> **Component data from apps and pages**
◇ ◇ ◇ ◇
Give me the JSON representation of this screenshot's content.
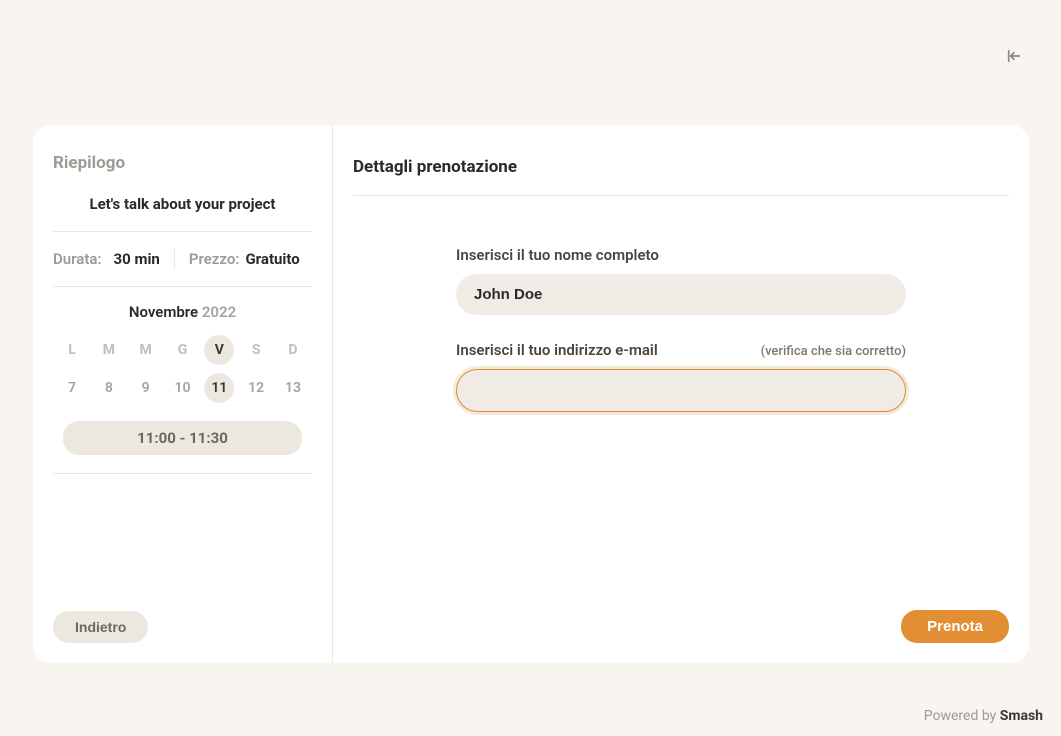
{
  "close_icon": "collapse-icon",
  "sidebar": {
    "title": "Riepilogo",
    "project_title": "Let's talk about your project",
    "duration_label": "Durata:",
    "duration_value": "30 min",
    "price_label": "Prezzo:",
    "price_value": "Gratuito",
    "month_name": "Novembre",
    "month_year": "2022",
    "weekday_headers": [
      "L",
      "M",
      "M",
      "G",
      "V",
      "S",
      "D"
    ],
    "week_dates": [
      "7",
      "8",
      "9",
      "10",
      "11",
      "12",
      "13"
    ],
    "selected_index": 4,
    "time_slot": "11:00 - 11:30",
    "back_label": "Indietro"
  },
  "main": {
    "title": "Dettagli prenotazione",
    "name_label": "Inserisci il tuo nome completo",
    "name_value": "John Doe",
    "email_label": "Inserisci il tuo indirizzo e-mail",
    "email_hint": "(verifica che sia corretto)",
    "email_value": "",
    "book_label": "Prenota"
  },
  "footer": {
    "prefix": "Powered by ",
    "brand": "Smash"
  }
}
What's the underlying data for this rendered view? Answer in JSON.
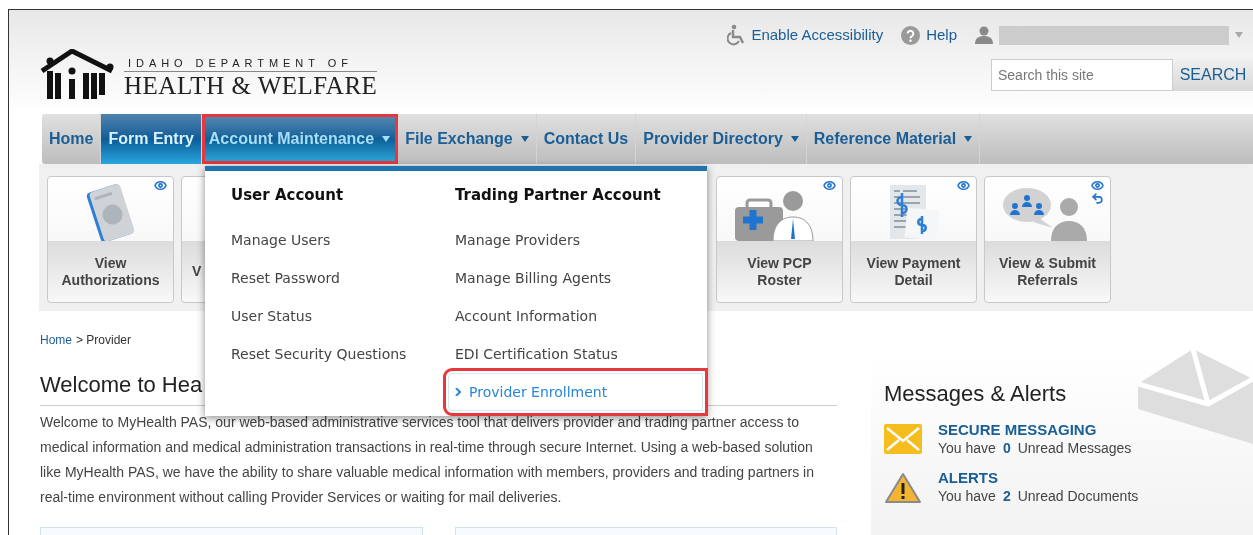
{
  "header": {
    "logo_top": "IDAHO DEPARTMENT OF",
    "logo_main": "HEALTH & WELFARE",
    "links": [
      {
        "kind": "accessibility",
        "label": "Enable Accessibility"
      },
      {
        "kind": "help",
        "label": "Help"
      }
    ],
    "search": {
      "placeholder": "Search this site",
      "button": "SEARCH"
    }
  },
  "nav": [
    {
      "label": "Home",
      "selected": false,
      "expanded": false,
      "dropdown": false,
      "annotated": false
    },
    {
      "label": "Form Entry",
      "selected": true,
      "expanded": false,
      "dropdown": false,
      "annotated": false
    },
    {
      "label": "Account Maintenance",
      "selected": false,
      "expanded": true,
      "dropdown": true,
      "annotated": true
    },
    {
      "label": "File Exchange",
      "selected": false,
      "expanded": false,
      "dropdown": true,
      "annotated": false
    },
    {
      "label": "Contact Us",
      "selected": false,
      "expanded": false,
      "dropdown": false,
      "annotated": false
    },
    {
      "label": "Provider Directory",
      "selected": false,
      "expanded": false,
      "dropdown": true,
      "annotated": false
    },
    {
      "label": "Reference Material",
      "selected": false,
      "expanded": false,
      "dropdown": true,
      "annotated": false
    }
  ],
  "menu": {
    "columns": [
      {
        "heading": "User Account",
        "items": [
          {
            "label": "Manage Users",
            "selected": false,
            "annotated": false
          },
          {
            "label": "Reset Password",
            "selected": false,
            "annotated": false
          },
          {
            "label": "User Status",
            "selected": false,
            "annotated": false
          },
          {
            "label": "Reset Security Questions",
            "selected": false,
            "annotated": false
          }
        ]
      },
      {
        "heading": "Trading Partner Account",
        "items": [
          {
            "label": "Manage Providers",
            "selected": false,
            "annotated": false
          },
          {
            "label": "Manage Billing Agents",
            "selected": false,
            "annotated": false
          },
          {
            "label": "Account Information",
            "selected": false,
            "annotated": false
          },
          {
            "label": "EDI Certification Status",
            "selected": false,
            "annotated": false
          },
          {
            "label": "Provider Enrollment",
            "selected": true,
            "annotated": true
          }
        ]
      }
    ]
  },
  "tiles": [
    {
      "kind": "authorization",
      "lines": [
        "View",
        "Authorizations"
      ],
      "refresh": false
    },
    {
      "kind": "covered",
      "lines": [
        "V"
      ],
      "refresh": false
    },
    {
      "kind": "roster",
      "lines": [
        "View PCP",
        "Roster"
      ],
      "refresh": false
    },
    {
      "kind": "payment",
      "lines": [
        "View Payment",
        "Detail"
      ],
      "refresh": false
    },
    {
      "kind": "referral",
      "lines": [
        "View & Submit",
        "Referrals"
      ],
      "refresh": true
    }
  ],
  "breadcrumb": [
    {
      "label": "Home",
      "link": true
    },
    {
      "label": "> Provider",
      "link": false
    }
  ],
  "welcome": {
    "title": "Welcome to Hea",
    "text": "Welcome to MyHealth PAS, our web-based administrative services tool that delivers provider and trading partner access to medical information and medical administration transactions in real-time through secure Internet. Using a web-based solution like MyHealth PAS, we have the ability to share valuable medical information with members, providers and trading partners in real-time environment without calling Provider Services or waiting for mail deliveries."
  },
  "alerts": {
    "title": "Messages & Alerts",
    "items": [
      {
        "kind": "message",
        "title": "SECURE MESSAGING",
        "prefix": "You have",
        "count": "0",
        "suffix": "Unread Messages"
      },
      {
        "kind": "alert",
        "title": "ALERTS",
        "prefix": "You have",
        "count": "2",
        "suffix": "Unread Documents"
      }
    ]
  }
}
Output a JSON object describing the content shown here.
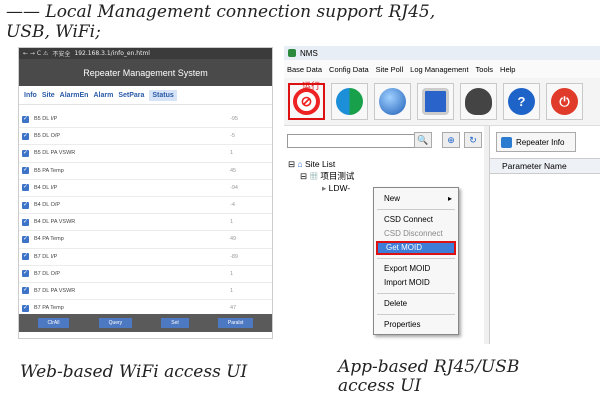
{
  "heading": "—— Local Management connection support RJ45, USB, WiFi;",
  "caption_left": "Web-based WiFi access UI",
  "caption_right": "App-based RJ45/USB access UI",
  "web": {
    "nav_icons": "← → C ⚠",
    "security_label": "不安全",
    "url": "192.168.3.1/info_en.html",
    "title": "Repeater Management System",
    "tabs": [
      "Info",
      "Site",
      "AlarmEn",
      "Alarm",
      "SetPara",
      "Status"
    ],
    "active_tab": "Status",
    "rows": [
      {
        "name": "B5 DL I/P",
        "value": "-95"
      },
      {
        "name": "B5 DL O/P",
        "value": "-5"
      },
      {
        "name": "B5 DL PA VSWR",
        "value": "1"
      },
      {
        "name": "B5 PA Temp",
        "value": "45"
      },
      {
        "name": "B4 DL I/P",
        "value": "-94"
      },
      {
        "name": "B4 DL O/P",
        "value": "-4"
      },
      {
        "name": "B4 DL PA VSWR",
        "value": "1"
      },
      {
        "name": "B4 PA Temp",
        "value": "49"
      },
      {
        "name": "B7 DL I/P",
        "value": "-89"
      },
      {
        "name": "B7 DL O/P",
        "value": "1"
      },
      {
        "name": "B7 DL PA VSWR",
        "value": "1"
      },
      {
        "name": "B7 PA Temp",
        "value": "47"
      }
    ],
    "buttons": [
      "ClrAll",
      "Query",
      "Set",
      "Paralst"
    ]
  },
  "app": {
    "title": "NMS",
    "menu": [
      "Base Data",
      "Config Data",
      "Site Poll",
      "Log Management",
      "Tools",
      "Help"
    ],
    "tab_label": "Repeater Info",
    "table_header": "Parameter Name",
    "tree": {
      "root": "Site List",
      "project": "项目测试",
      "device": "LDW-"
    },
    "annotation": "运行",
    "context_menu": [
      "New",
      "CSD Connect",
      "CSD Disconnect",
      "Get MOID",
      "Export MOID",
      "Import MOID",
      "Delete",
      "Properties"
    ]
  },
  "colors": {
    "accent_blue": "#3e7ed9",
    "highlight_red": "#dd1111"
  }
}
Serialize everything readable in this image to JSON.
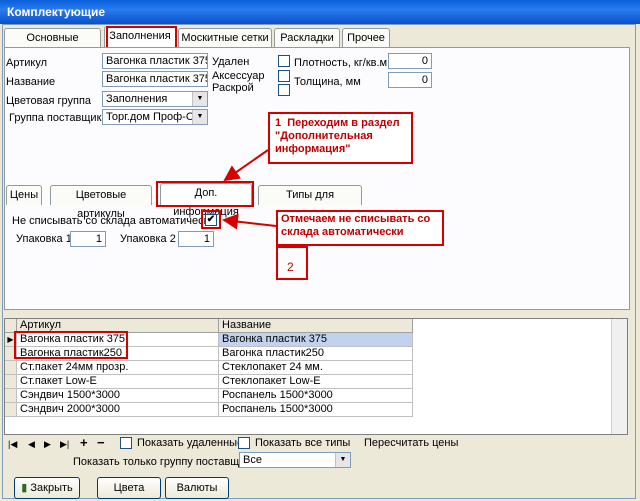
{
  "window": {
    "title": "Комплектующие"
  },
  "main_tabs": [
    "Основные профили",
    "Заполнения",
    "Москитные сетки",
    "Раскладки",
    "Прочее"
  ],
  "form": {
    "article_label": "Артикул",
    "article_value": "Вагонка пластик 375",
    "name_label": "Название",
    "name_value": "Вагонка пластик 375",
    "color_group_label": "Цветовая группа",
    "color_group_value": "Заполнения",
    "supplier_group_label": "Группа поставщика",
    "supplier_group_value": "Торг.дом Проф-Сити",
    "deleted_label": "Удален",
    "accessory_label": "Аксессуар",
    "cutting_label": "Раскрой",
    "density_label": "Плотность, кг/кв.м.",
    "density_value": "0",
    "thickness_label": "Толщина, мм",
    "thickness_value": "0"
  },
  "sub_tabs": [
    "Цены",
    "Цветовые артикулы",
    "Доп. информация",
    "Типы для распечатки"
  ],
  "extra": {
    "no_writeoff_label": "Не списывать со склада автоматически",
    "no_writeoff_checked": true,
    "pack1_label": "Упаковка 1",
    "pack1_value": "1",
    "pack2_label": "Упаковка 2",
    "pack2_value": "1"
  },
  "annotations": {
    "note1": "1  Переходим в раздел\n\"Дополнительная\nинформация\"",
    "note2": "Отмечаем не списывать со\nсклада автоматически",
    "step2": "2"
  },
  "grid": {
    "columns": [
      "Артикул",
      "Название"
    ],
    "rows": [
      [
        "Вагонка пластик 375",
        "Вагонка пластик 375"
      ],
      [
        "Вагонка пластик250",
        "Вагонка пластик250"
      ],
      [
        "Ст.пакет 24мм прозр.",
        "Стеклопакет 24 мм."
      ],
      [
        "Ст.пакет Low-E",
        "Стеклопакет Low-E"
      ],
      [
        "Сэндвич 1500*3000",
        "Роспанель 1500*3000"
      ],
      [
        "Сэндвич 2000*3000",
        "Роспанель 1500*3000"
      ]
    ]
  },
  "footer": {
    "show_deleted": "Показать удаленные",
    "show_all_types": "Показать все типы",
    "recalc": "Пересчитать цены",
    "supplier_filter_label": "Показать только группу поставщика",
    "supplier_filter_value": "Все",
    "close": "Закрыть",
    "colors": "Цвета",
    "currencies": "Валюты"
  }
}
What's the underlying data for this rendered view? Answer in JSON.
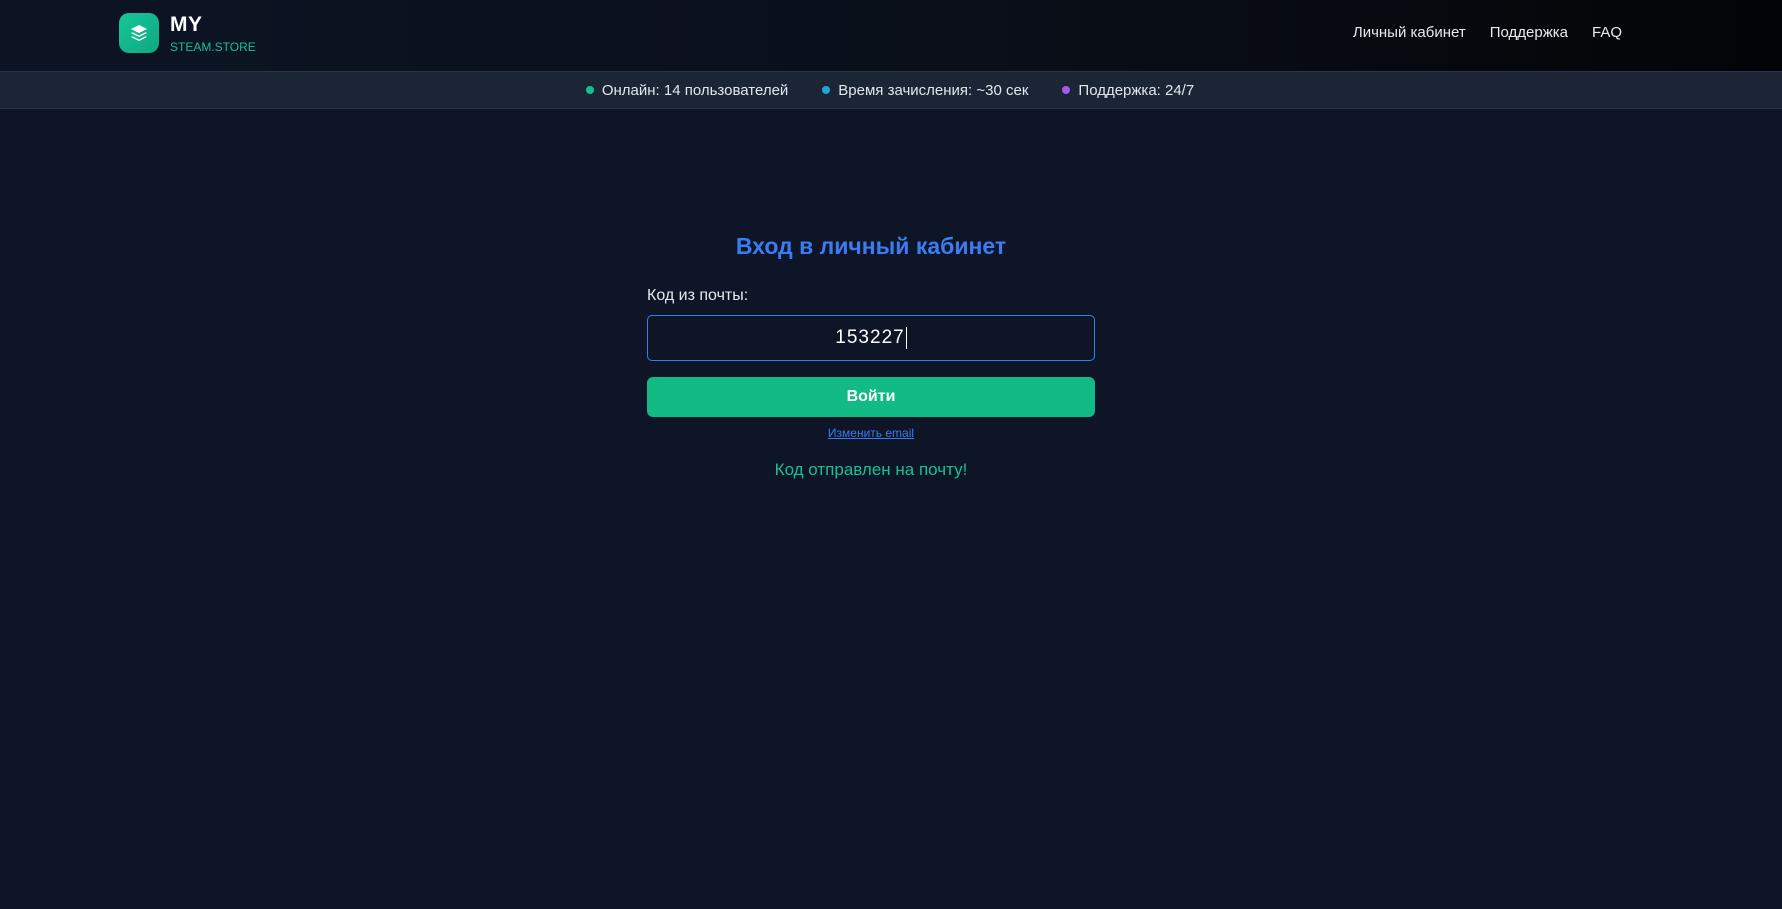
{
  "header": {
    "logo_title": "MY",
    "logo_subtitle": "STEAM.STORE",
    "logo_icon": "layers-icon",
    "nav": [
      {
        "label": "Личный кабинет"
      },
      {
        "label": "Поддержка"
      },
      {
        "label": "FAQ"
      }
    ]
  },
  "info_bar": [
    {
      "text": "Онлайн: 14 пользователей",
      "color": "#16c190"
    },
    {
      "text": "Время зачисления: ~30 сек",
      "color": "#1fa6d8"
    },
    {
      "text": "Поддержка: 24/7",
      "color": "#a25af0"
    }
  ],
  "login": {
    "title": "Вход в личный кабинет",
    "code_label": "Код из почты:",
    "code_value": "153227",
    "submit_label": "Войти",
    "change_email_label": "Изменить email",
    "status_message": "Код отправлен на почту!"
  },
  "colors": {
    "accent_green": "#12bb84",
    "accent_blue": "#3b7cf3",
    "background": "#0e1526"
  }
}
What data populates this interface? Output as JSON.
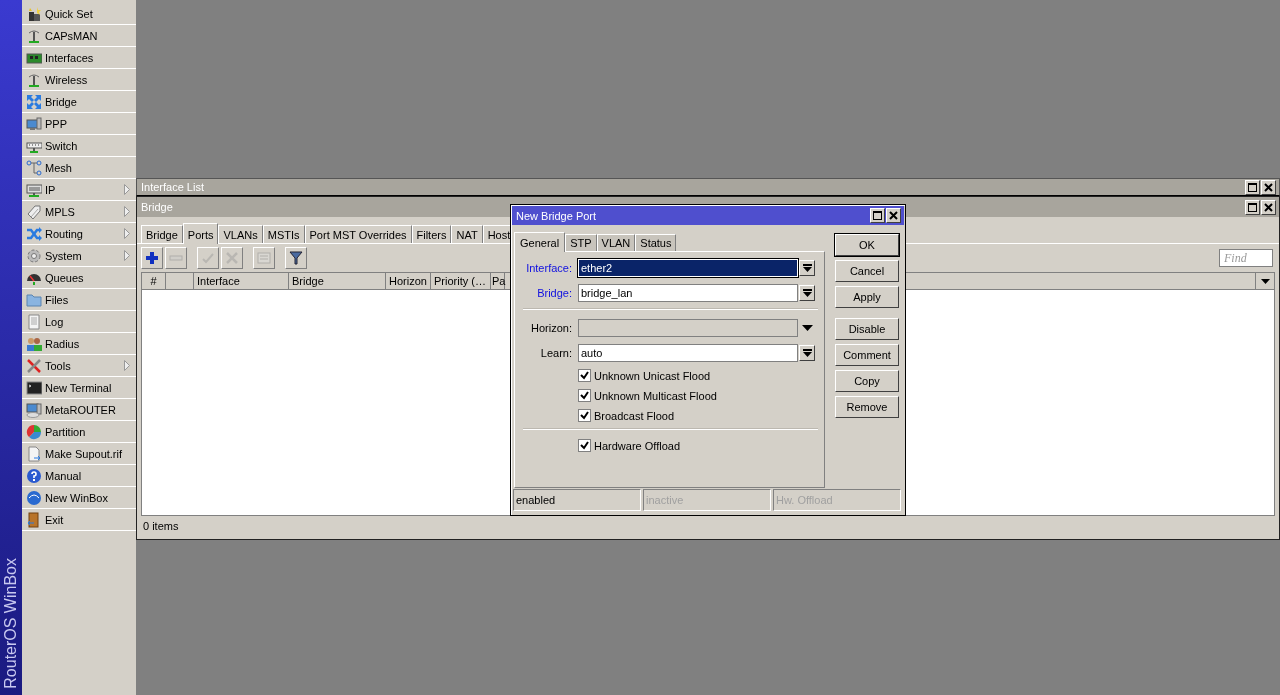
{
  "brand": "RouterOS WinBox",
  "menu": [
    {
      "label": "Quick Set",
      "submenu": false
    },
    {
      "label": "CAPsMAN",
      "submenu": false
    },
    {
      "label": "Interfaces",
      "submenu": false
    },
    {
      "label": "Wireless",
      "submenu": false
    },
    {
      "label": "Bridge",
      "submenu": false
    },
    {
      "label": "PPP",
      "submenu": false
    },
    {
      "label": "Switch",
      "submenu": false
    },
    {
      "label": "Mesh",
      "submenu": false
    },
    {
      "label": "IP",
      "submenu": true
    },
    {
      "label": "MPLS",
      "submenu": true
    },
    {
      "label": "Routing",
      "submenu": true
    },
    {
      "label": "System",
      "submenu": true
    },
    {
      "label": "Queues",
      "submenu": false
    },
    {
      "label": "Files",
      "submenu": false
    },
    {
      "label": "Log",
      "submenu": false
    },
    {
      "label": "Radius",
      "submenu": false
    },
    {
      "label": "Tools",
      "submenu": true
    },
    {
      "label": "New Terminal",
      "submenu": false
    },
    {
      "label": "MetaROUTER",
      "submenu": false
    },
    {
      "label": "Partition",
      "submenu": false
    },
    {
      "label": "Make Supout.rif",
      "submenu": false
    },
    {
      "label": "Manual",
      "submenu": false
    },
    {
      "label": "New WinBox",
      "submenu": false
    },
    {
      "label": "Exit",
      "submenu": false
    }
  ],
  "interface_list_window": {
    "title": "Interface List"
  },
  "bridge_window": {
    "title": "Bridge",
    "tabs": [
      {
        "label": "Bridge",
        "selected": false
      },
      {
        "label": "Ports",
        "selected": true
      },
      {
        "label": "VLANs",
        "selected": false
      },
      {
        "label": "MSTIs",
        "selected": false
      },
      {
        "label": "Port MST Overrides",
        "selected": false
      },
      {
        "label": "Filters",
        "selected": false
      },
      {
        "label": "NAT",
        "selected": false
      },
      {
        "label": "Host",
        "selected": false
      }
    ],
    "toolbar": [
      {
        "kind": "add",
        "disabled": false
      },
      {
        "kind": "remove",
        "disabled": true
      },
      {
        "kind": "enable",
        "disabled": true
      },
      {
        "kind": "disable",
        "disabled": true
      },
      {
        "kind": "comment",
        "disabled": true
      },
      {
        "kind": "filter",
        "disabled": false
      }
    ],
    "search": {
      "placeholder": "Find"
    },
    "table": {
      "columns": [
        "#",
        "Interface",
        "Bridge",
        "Horizon",
        "Priority (…",
        "Pa"
      ]
    },
    "status_bar": "0 items"
  },
  "dialog": {
    "title": "New Bridge Port",
    "tabs": [
      {
        "label": "General",
        "selected": true
      },
      {
        "label": "STP",
        "selected": false
      },
      {
        "label": "VLAN",
        "selected": false
      },
      {
        "label": "Status",
        "selected": false
      }
    ],
    "form": [
      {
        "kind": "select",
        "label": "Interface:",
        "value": "ether2",
        "required": true,
        "highlighted": true
      },
      {
        "kind": "select",
        "label": "Bridge:",
        "value": "bridge_lan",
        "required": true,
        "highlighted": false
      },
      {
        "kind": "separator"
      },
      {
        "kind": "optional",
        "label": "Horizon:",
        "disabled": true
      },
      {
        "kind": "select",
        "label": "Learn:",
        "value": "auto",
        "required": false,
        "highlighted": false
      },
      {
        "kind": "checkbox",
        "label": "Unknown Unicast Flood",
        "checked": true
      },
      {
        "kind": "checkbox",
        "label": "Unknown Multicast Flood",
        "checked": true
      },
      {
        "kind": "checkbox",
        "label": "Broadcast Flood",
        "checked": true
      },
      {
        "kind": "separator"
      },
      {
        "kind": "checkbox",
        "label": "Hardware Offload",
        "checked": true
      }
    ],
    "button_groups": [
      [
        {
          "label": "OK",
          "default": true
        },
        {
          "label": "Cancel",
          "default": false
        },
        {
          "label": "Apply",
          "default": false
        }
      ],
      [
        {
          "label": "Disable",
          "default": false
        },
        {
          "label": "Comment",
          "default": false
        },
        {
          "label": "Copy",
          "default": false
        },
        {
          "label": "Remove",
          "default": false
        }
      ]
    ],
    "status": [
      {
        "text": "enabled",
        "disabled": false
      },
      {
        "text": "inactive",
        "disabled": true
      },
      {
        "text": "Hw. Offload",
        "disabled": true
      }
    ]
  }
}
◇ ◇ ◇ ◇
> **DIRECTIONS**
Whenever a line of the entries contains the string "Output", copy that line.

> **ANSWER BOX**
Output a JSON object describing the content shown here.
What data populates this interface? Output as JSON.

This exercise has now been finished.